→ Material for the task

_ _ _ _

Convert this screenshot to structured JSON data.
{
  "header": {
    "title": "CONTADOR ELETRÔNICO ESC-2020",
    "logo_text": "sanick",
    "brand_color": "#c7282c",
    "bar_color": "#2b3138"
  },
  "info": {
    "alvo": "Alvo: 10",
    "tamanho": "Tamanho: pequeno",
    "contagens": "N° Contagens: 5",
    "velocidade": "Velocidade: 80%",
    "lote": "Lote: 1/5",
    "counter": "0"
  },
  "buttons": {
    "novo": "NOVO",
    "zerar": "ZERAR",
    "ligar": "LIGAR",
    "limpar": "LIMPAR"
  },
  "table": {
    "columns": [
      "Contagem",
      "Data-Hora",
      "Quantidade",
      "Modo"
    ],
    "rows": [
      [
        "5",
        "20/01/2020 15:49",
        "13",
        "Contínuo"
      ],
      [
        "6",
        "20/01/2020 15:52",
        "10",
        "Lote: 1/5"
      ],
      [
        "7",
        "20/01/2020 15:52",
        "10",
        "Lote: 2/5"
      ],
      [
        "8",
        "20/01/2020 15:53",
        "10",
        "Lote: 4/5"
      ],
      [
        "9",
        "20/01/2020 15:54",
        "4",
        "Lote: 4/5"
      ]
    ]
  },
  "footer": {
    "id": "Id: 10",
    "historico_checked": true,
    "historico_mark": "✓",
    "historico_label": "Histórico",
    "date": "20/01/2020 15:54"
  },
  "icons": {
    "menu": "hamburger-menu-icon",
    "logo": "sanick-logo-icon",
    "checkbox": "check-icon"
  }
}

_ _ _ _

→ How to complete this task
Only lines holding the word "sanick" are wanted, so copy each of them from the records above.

→ Task response
    "logo_text": "sanick",
    "logo": "sanick-logo-icon",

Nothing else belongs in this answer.